__WORKING DATA__
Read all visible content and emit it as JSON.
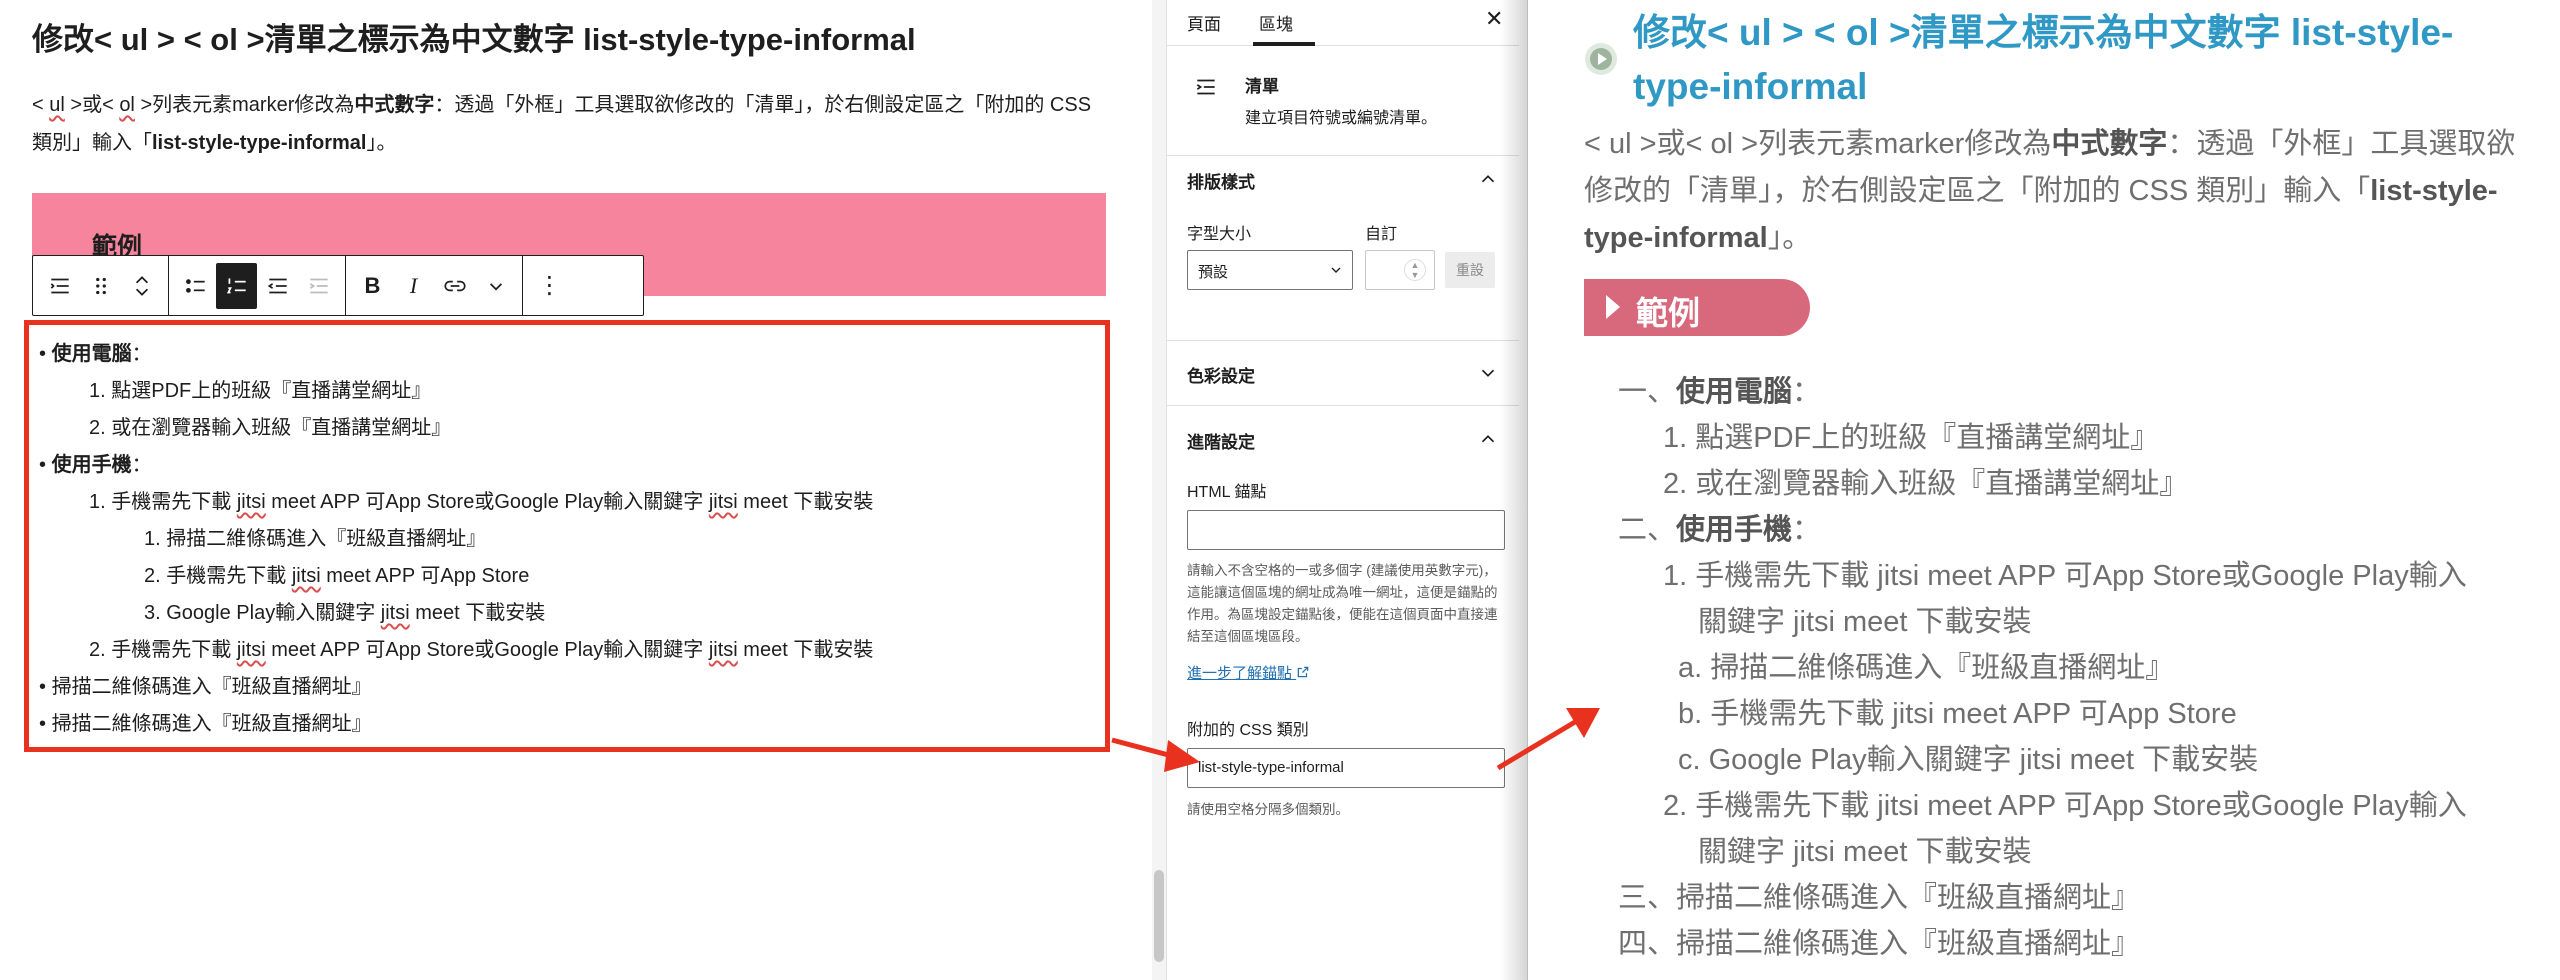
{
  "editor": {
    "title": "修改< ul > < ol >清單之標示為中文數字 list-style-type-informal",
    "para_1": "< ",
    "para_ul": "ul",
    "para_2": " >或< ",
    "para_ol": "ol",
    "para_3": " >列表元素marker修改為",
    "para_bold": "中式數字",
    "para_4": "：透過「外框」工具選取欲修改的「清單」，於右側設定區之「附加的 CSS 類別」輸入「",
    "para_bold2": "list-style-type-informal",
    "para_5": "」。",
    "banner_text": "範例",
    "list": [
      {
        "marker": "•",
        "bold": "使用電腦",
        "text": "："
      },
      {
        "marker": "1.",
        "text": "點選PDF上的班級『直播講堂網址』"
      },
      {
        "marker": "2.",
        "text": "或在瀏覽器輸入班級『直播講堂網址』"
      },
      {
        "marker": "•",
        "bold": "使用手機",
        "text": "："
      },
      {
        "marker": "1.",
        "text_a": "手機需先下載 ",
        "word_a": "jitsi",
        "text_b": " meet APP 可App Store或Google Play輸入關鍵字 ",
        "word_b": "jitsi",
        "text_c": " meet 下載安裝"
      },
      {
        "marker": "1.",
        "text": "掃描二維條碼進入『班級直播網址』"
      },
      {
        "marker": "2.",
        "text_a": "手機需先下載 ",
        "word_a": "jitsi",
        "text_b": " meet APP 可App Store"
      },
      {
        "marker": "3.",
        "text_a": "Google Play輸入關鍵字 ",
        "word_a": "jitsi",
        "text_b": " meet 下載安裝"
      },
      {
        "marker": "2.",
        "text_a": "手機需先下載 ",
        "word_a": "jitsi",
        "text_b": " meet APP 可App Store或Google Play輸入關鍵字 ",
        "word_b": "jitsi",
        "text_c": " meet 下載安裝"
      },
      {
        "marker": "•",
        "text": "掃描二維條碼進入『班級直播網址』"
      },
      {
        "marker": "•",
        "text": "掃描二維條碼進入『班級直播網址』"
      }
    ]
  },
  "toolbar": {
    "buttons": [
      "list-view",
      "drag",
      "move-up-down",
      "unordered-list",
      "ordered-list",
      "outdent",
      "indent",
      "bold",
      "italic",
      "link",
      "more-rich-text",
      "options"
    ],
    "bold_label": "B",
    "italic_label": "I",
    "options_label": "⋮"
  },
  "sidebar": {
    "tab_page": "頁面",
    "tab_block": "區塊",
    "close": "✕",
    "block_title": "清單",
    "block_desc": "建立項目符號或編號清單。",
    "typography_heading": "排版樣式",
    "font_size_label": "字型大小",
    "custom_label": "自訂",
    "font_size_value": "預設",
    "reset_label": "重設",
    "color_heading": "色彩設定",
    "advanced_heading": "進階設定",
    "html_anchor_label": "HTML 錨點",
    "html_anchor_help": "請輸入不含空格的一或多個字 (建議使用英數字元)，這能讓這個區塊的網址成為唯一網址，這便是錨點的作用。為區塊設定錨點後，便能在這個頁面中直接連結至這個區塊區段。",
    "learn_more_link": "進一步了解錨點",
    "css_class_label": "附加的 CSS 類別",
    "css_class_value": "list-style-type-informal",
    "css_class_help": "請使用空格分隔多個類別。"
  },
  "preview": {
    "title": "修改< ul > < ol >清單之標示為中文數字 list-style-type-informal",
    "para_1": "< ul >或< ol >列表元素marker修改為",
    "para_bold": "中式數字",
    "para_2": "：透過「外框」工具選取欲修改的「清單」，於右側設定區之「附加的 CSS 類別」輸入「",
    "para_bold2": "list-style-type-informal",
    "para_3": "」。",
    "badge": "範例",
    "list": [
      {
        "marker": "一、",
        "bold": "使用電腦",
        "text": "："
      },
      {
        "marker": "1.",
        "text": "點選PDF上的班級『直播講堂網址』"
      },
      {
        "marker": "2.",
        "text": "或在瀏覽器輸入班級『直播講堂網址』"
      },
      {
        "marker": "二、",
        "bold": "使用手機",
        "text": "："
      },
      {
        "marker": "1.",
        "text": "手機需先下載 jitsi meet APP 可App Store或Google Play輸入"
      },
      {
        "marker": "",
        "text": "關鍵字 jitsi meet 下載安裝"
      },
      {
        "marker": "a.",
        "text": "掃描二維條碼進入『班級直播網址』"
      },
      {
        "marker": "b.",
        "text": "手機需先下載 jitsi meet APP 可App Store"
      },
      {
        "marker": "c.",
        "text": "Google Play輸入關鍵字 jitsi meet 下載安裝"
      },
      {
        "marker": "2.",
        "text": "手機需先下載 jitsi meet APP 可App Store或Google Play輸入"
      },
      {
        "marker": "",
        "text": "關鍵字 jitsi meet 下載安裝"
      },
      {
        "marker": "三、",
        "text": "掃描二維條碼進入『班級直播網址』"
      },
      {
        "marker": "四、",
        "text": "掃描二維條碼進入『班級直播網址』"
      }
    ]
  },
  "colors": {
    "highlight_border": "#e8321f",
    "banner_pink": "#f5849c",
    "preview_title_blue": "#2f98c4",
    "preview_badge": "#d8697c",
    "link_blue": "#2271b1"
  }
}
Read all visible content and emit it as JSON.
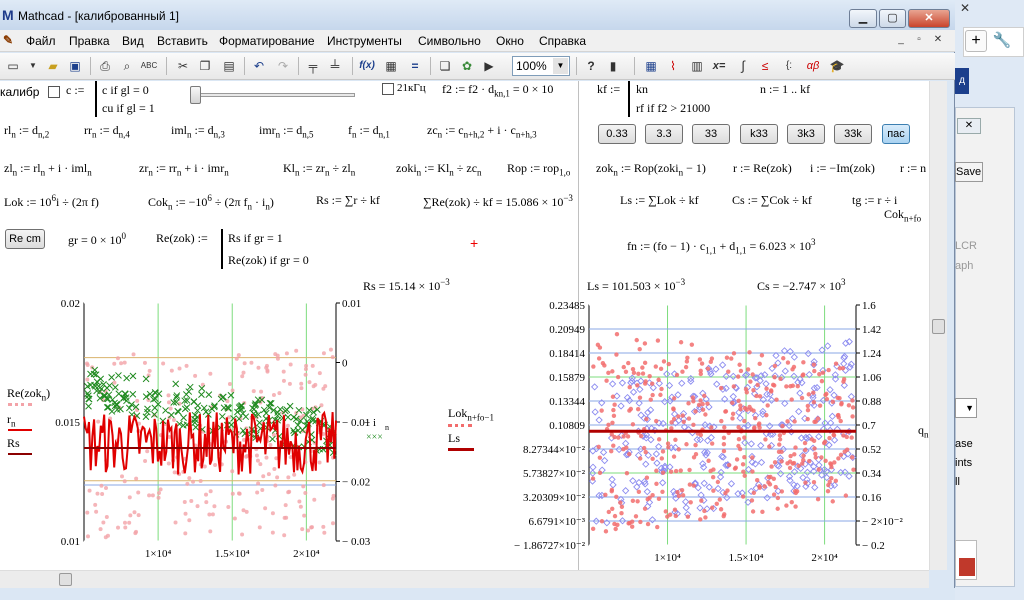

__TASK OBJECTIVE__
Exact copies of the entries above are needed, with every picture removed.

__OUTPUT OF THE EXERCISE__
Read all visible content and emit it as JSON.
{
  "editor": {
    "title": "修改< ul > < ol >清單之標示為中文數字 list-style-type-informal",
    "para_1": "< ",
    "para_ul": "ul",
    "para_2": " >或< ",
    "para_ol": "ol",
    "para_3": " >列表元素marker修改為",
    "para_bold": "中式數字",
    "para_4": "：透過「外框」工具選取欲修改的「清單」，於右側設定區之「附加的 CSS 類別」輸入「",
    "para_bold2": "list-style-type-informal",
    "para_5": "」。",
    "banner_text": "範例",
    "list": [
      {
        "marker": "•",
        "bold": "使用電腦",
        "text": "："
      },
      {
        "marker": "1.",
        "text": "點選PDF上的班級『直播講堂網址』"
      },
      {
        "marker": "2.",
        "text": "或在瀏覽器輸入班級『直播講堂網址』"
      },
      {
        "marker": "•",
        "bold": "使用手機",
        "text": "："
      },
      {
        "marker": "1.",
        "text_a": "手機需先下載 ",
        "word_a": "jitsi",
        "text_b": " meet APP 可App Store或Google Play輸入關鍵字 ",
        "word_b": "jitsi",
        "text_c": " meet 下載安裝"
      },
      {
        "marker": "1.",
        "text": "掃描二維條碼進入『班級直播網址』"
      },
      {
        "marker": "2.",
        "text_a": "手機需先下載 ",
        "word_a": "jitsi",
        "text_b": " meet APP 可App Store"
      },
      {
        "marker": "3.",
        "text_a": "Google Play輸入關鍵字 ",
        "word_a": "jitsi",
        "text_b": " meet 下載安裝"
      },
      {
        "marker": "2.",
        "text_a": "手機需先下載 ",
        "word_a": "jitsi",
        "text_b": " meet APP 可App Store或Google Play輸入關鍵字 ",
        "word_b": "jitsi",
        "text_c": " meet 下載安裝"
      },
      {
        "marker": "•",
        "text": "掃描二維條碼進入『班級直播網址』"
      },
      {
        "marker": "•",
        "text": "掃描二維條碼進入『班級直播網址』"
      }
    ]
  },
  "toolbar": {
    "buttons": [
      "list-view",
      "drag",
      "move-up-down",
      "unordered-list",
      "ordered-list",
      "outdent",
      "indent",
      "bold",
      "italic",
      "link",
      "more-rich-text",
      "options"
    ],
    "bold_label": "B",
    "italic_label": "I",
    "options_label": "⋮"
  },
  "sidebar": {
    "tab_page": "頁面",
    "tab_block": "區塊",
    "close": "✕",
    "block_title": "清單",
    "block_desc": "建立項目符號或編號清單。",
    "typography_heading": "排版樣式",
    "font_size_label": "字型大小",
    "custom_label": "自訂",
    "font_size_value": "預設",
    "reset_label": "重設",
    "color_heading": "色彩設定",
    "advanced_heading": "進階設定",
    "html_anchor_label": "HTML 錨點",
    "html_anchor_help": "請輸入不含空格的一或多個字 (建議使用英數字元)，這能讓這個區塊的網址成為唯一網址，這便是錨點的作用。為區塊設定錨點後，便能在這個頁面中直接連結至這個區塊區段。",
    "learn_more_link": "進一步了解錨點",
    "css_class_label": "附加的 CSS 類別",
    "css_class_value": "list-style-type-informal",
    "css_class_help": "請使用空格分隔多個類別。"
  },
  "preview": {
    "title": "修改< ul > < ol >清單之標示為中文數字 list-style-type-informal",
    "para_1": "< ul >或< ol >列表元素marker修改為",
    "para_bold": "中式數字",
    "para_2": "：透過「外框」工具選取欲修改的「清單」，於右側設定區之「附加的 CSS 類別」輸入「",
    "para_bold2": "list-style-type-informal",
    "para_3": "」。",
    "badge": "範例",
    "list": [
      {
        "marker": "一、",
        "bold": "使用電腦",
        "text": "："
      },
      {
        "marker": "1.",
        "text": "點選PDF上的班級『直播講堂網址』"
      },
      {
        "marker": "2.",
        "text": "或在瀏覽器輸入班級『直播講堂網址』"
      },
      {
        "marker": "二、",
        "bold": "使用手機",
        "text": "："
      },
      {
        "marker": "1.",
        "text": "手機需先下載 jitsi meet APP 可App Store或Google Play輸入"
      },
      {
        "marker": "",
        "text": "關鍵字 jitsi meet 下載安裝"
      },
      {
        "marker": "a.",
        "text": "掃描二維條碼進入『班級直播網址』"
      },
      {
        "marker": "b.",
        "text": "手機需先下載 jitsi meet APP 可App Store"
      },
      {
        "marker": "c.",
        "text": "Google Play輸入關鍵字 jitsi meet 下載安裝"
      },
      {
        "marker": "2.",
        "text": "手機需先下載 jitsi meet APP 可App Store或Google Play輸入"
      },
      {
        "marker": "",
        "text": "關鍵字 jitsi meet 下載安裝"
      },
      {
        "marker": "三、",
        "text": "掃描二維條碼進入『班級直播網址』"
      },
      {
        "marker": "四、",
        "text": "掃描二維條碼進入『班級直播網址』"
      }
    ]
  },
  "colors": {
    "highlight_border": "#e8321f",
    "banner_pink": "#f5849c",
    "preview_title_blue": "#2f98c4",
    "preview_badge": "#d8697c",
    "link_blue": "#2271b1"
  }
}
Read all visible content and emit it as JSON.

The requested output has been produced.